Libraries and Archives in the Digital Age: Let’s Talk Politics
Sponsored by Springer Nature
Recorded on 01/13/2021
Posted in The Authority File
Whether we like to admit it or not, politics surround our civic, professional, and personal lives. The media we choose, products we buy, and people we engage with reflect our own governance, political party, and position in society. So how do politics factor into the preservation, curation, and dissemination of digital materials?
Susan Mizruchi, director of the Center for Humanities at Boston University, discusses the politics that color the practice of preservation. What is the political urgency in protecting records? How do we ensure that archivists are being valued for their work? Does the compensation keep up with the ongoing pedagogical and technical roles that librarians are being asked to take on?
In this second episode, Susan talks the politics of protecting materials and the issues of status and pay that arise in librarianship. She also digs into the value of collaboration between librarians, archivists, and faculty, offering examples of mutually-beneficial partnerships that formed during the process of putting together her edited volume, Libraries and Archives in the Digital Age.
About the guest:
William Arrowsmith Professor in the Humanities
Director, BU Center for the Humanities
Professor of English
Susan L. Mizruchi has been working between disciplines throughout her career, earning B.A.s in both history and English from Washington University in 1981, and her Ph.D. in English from Princeton University in 1985 with a dissertation on nineteenth-century literature and historiography. Since coming to Boston University in 1986, she has focused on the intersection of social, religious, and literary studies. Her specialties are American literature and film, religion and culture, literary and social theory, literary history, and history of the social sciences.

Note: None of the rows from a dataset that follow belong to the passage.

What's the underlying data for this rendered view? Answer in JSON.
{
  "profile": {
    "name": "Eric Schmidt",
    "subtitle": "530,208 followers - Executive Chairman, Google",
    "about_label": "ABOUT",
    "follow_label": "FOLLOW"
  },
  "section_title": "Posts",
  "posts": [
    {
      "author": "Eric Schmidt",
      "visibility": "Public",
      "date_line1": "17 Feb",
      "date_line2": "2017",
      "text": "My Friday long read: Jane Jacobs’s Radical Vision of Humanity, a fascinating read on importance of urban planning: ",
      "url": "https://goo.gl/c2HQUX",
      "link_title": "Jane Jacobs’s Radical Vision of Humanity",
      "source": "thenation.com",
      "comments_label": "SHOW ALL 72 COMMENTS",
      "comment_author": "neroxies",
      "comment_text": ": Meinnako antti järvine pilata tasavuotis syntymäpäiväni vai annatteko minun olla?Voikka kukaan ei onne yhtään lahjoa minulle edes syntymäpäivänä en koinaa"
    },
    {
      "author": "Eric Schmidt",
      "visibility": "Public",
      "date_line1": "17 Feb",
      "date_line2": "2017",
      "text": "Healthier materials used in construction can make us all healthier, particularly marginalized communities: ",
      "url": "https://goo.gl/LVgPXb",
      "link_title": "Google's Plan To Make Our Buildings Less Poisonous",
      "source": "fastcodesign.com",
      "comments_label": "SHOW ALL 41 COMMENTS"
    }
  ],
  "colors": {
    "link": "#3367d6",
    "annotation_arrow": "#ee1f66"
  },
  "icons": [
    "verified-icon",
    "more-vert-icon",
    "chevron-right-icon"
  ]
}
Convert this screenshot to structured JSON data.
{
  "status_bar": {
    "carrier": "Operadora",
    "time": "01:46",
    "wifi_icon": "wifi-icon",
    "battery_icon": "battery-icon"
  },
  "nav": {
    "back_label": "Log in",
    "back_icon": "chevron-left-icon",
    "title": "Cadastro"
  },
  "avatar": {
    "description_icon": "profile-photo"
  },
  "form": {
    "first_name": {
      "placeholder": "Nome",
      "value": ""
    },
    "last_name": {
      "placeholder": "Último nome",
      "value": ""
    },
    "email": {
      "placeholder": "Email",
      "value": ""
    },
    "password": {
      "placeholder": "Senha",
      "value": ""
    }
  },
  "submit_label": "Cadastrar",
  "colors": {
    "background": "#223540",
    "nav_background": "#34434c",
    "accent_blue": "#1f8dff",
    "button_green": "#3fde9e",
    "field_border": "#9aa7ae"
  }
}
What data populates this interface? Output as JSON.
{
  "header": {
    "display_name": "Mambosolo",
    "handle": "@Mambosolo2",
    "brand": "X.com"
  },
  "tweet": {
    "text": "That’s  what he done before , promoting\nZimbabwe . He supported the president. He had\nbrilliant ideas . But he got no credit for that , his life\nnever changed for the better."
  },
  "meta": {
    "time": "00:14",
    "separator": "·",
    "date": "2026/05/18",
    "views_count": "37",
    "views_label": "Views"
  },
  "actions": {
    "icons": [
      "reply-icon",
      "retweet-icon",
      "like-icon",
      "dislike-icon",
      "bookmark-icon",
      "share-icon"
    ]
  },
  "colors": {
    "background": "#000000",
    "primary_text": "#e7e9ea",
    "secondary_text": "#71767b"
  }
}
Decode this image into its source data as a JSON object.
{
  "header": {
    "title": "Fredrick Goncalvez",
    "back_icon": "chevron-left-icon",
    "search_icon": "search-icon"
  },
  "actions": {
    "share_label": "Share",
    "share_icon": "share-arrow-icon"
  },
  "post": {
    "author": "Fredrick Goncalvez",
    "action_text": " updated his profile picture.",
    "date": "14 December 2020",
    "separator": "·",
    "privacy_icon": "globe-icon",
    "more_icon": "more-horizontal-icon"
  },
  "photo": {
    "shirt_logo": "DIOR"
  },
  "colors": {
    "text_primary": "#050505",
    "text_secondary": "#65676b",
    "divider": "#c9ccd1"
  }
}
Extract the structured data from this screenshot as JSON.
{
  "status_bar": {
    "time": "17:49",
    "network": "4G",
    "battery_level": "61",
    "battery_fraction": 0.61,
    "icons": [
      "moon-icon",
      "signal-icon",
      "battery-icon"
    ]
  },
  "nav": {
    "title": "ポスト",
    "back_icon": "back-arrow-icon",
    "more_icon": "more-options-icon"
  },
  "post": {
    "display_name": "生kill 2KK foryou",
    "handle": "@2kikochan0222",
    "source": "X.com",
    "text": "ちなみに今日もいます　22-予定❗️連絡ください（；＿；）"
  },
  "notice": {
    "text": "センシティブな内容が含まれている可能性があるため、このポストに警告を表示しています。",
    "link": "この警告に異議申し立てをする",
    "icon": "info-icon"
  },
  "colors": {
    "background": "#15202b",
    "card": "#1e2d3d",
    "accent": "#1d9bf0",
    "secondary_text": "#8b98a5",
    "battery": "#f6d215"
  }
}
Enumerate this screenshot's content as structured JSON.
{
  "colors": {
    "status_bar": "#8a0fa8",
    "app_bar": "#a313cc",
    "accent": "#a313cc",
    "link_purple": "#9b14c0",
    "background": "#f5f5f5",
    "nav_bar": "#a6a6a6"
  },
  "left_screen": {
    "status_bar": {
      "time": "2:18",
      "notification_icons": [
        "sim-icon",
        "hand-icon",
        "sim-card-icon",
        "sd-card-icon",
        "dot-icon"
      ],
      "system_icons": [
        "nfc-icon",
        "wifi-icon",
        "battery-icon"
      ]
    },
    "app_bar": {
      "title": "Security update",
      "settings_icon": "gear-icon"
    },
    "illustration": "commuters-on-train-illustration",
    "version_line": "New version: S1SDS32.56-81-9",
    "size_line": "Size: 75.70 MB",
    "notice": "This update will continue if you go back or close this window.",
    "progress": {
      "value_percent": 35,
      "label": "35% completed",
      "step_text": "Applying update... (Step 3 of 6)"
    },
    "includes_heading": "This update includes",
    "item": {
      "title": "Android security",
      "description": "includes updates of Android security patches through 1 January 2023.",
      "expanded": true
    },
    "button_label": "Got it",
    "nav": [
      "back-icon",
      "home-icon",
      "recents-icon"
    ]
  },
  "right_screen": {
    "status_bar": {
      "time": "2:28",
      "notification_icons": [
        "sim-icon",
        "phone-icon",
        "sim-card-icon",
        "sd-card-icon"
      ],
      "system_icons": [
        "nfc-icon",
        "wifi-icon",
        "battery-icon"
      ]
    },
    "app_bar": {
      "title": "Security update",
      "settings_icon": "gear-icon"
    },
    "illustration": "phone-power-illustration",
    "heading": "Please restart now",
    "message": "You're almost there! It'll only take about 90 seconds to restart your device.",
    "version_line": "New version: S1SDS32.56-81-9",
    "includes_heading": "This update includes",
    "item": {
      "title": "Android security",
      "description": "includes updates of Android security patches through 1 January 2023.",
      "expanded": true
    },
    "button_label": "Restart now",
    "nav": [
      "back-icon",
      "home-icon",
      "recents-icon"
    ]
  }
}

Her books include: Brando’s Smile: His Life, Thought, and Work (Norton, 2014, 2015); The Rise of Multicultural America (North Carolina, 2008) Becoming Multicultural: Culture, Economy, and the Novel, 1860–1920 (Cambridge, 2005); The Science of Sacrifice: American Literature and Modern Social Theory (Princeton, 1998); The Power of Historical Knowledge: Narrating the Past in Hawthorne, James, & Dreiser (Princeton, 1988); and as editor, Religion and Cultural Studies, (Princeton, 2001) and Libraries and Archives in the Digital Age (Palgrave Macmillan, 2020).
She is the recipient of many academic honors, including fellowships from the Guggenheim Foundation, the Huntington Library, the National Endowment for the Humanities, and the Fulbright Scholars Program. She serves as Oxford University Press’s Delegate in Literature, Film, and Media Studies, and as a consultant for many foundations, among them, PBS (the American Master’s Series), ACLS, NEH, and the Princeton University English Department Advisory Council. Susan has been on the faculty of the Teachers as Scholars Program since 1999. She has directed thirty dissertations at BU and is the recipient of the Arts and Sciences Dean’s Award for Excellence in Graduate Education (2015), and a Distinguished Teaching Award from Boston University’s Honors Program (2001). She became the Director of the Boston University Center for the Humanities in July 2016. In 2017, she was named the inaugural William Arrowsmith Professor in the Humanities.
Enjoy the episode? Check out the rest of the series:
- Episode one: Background, Forum, and Fruition
- Episode three: Navigating the Flood of Information
- Episode four: The Value of Collaboration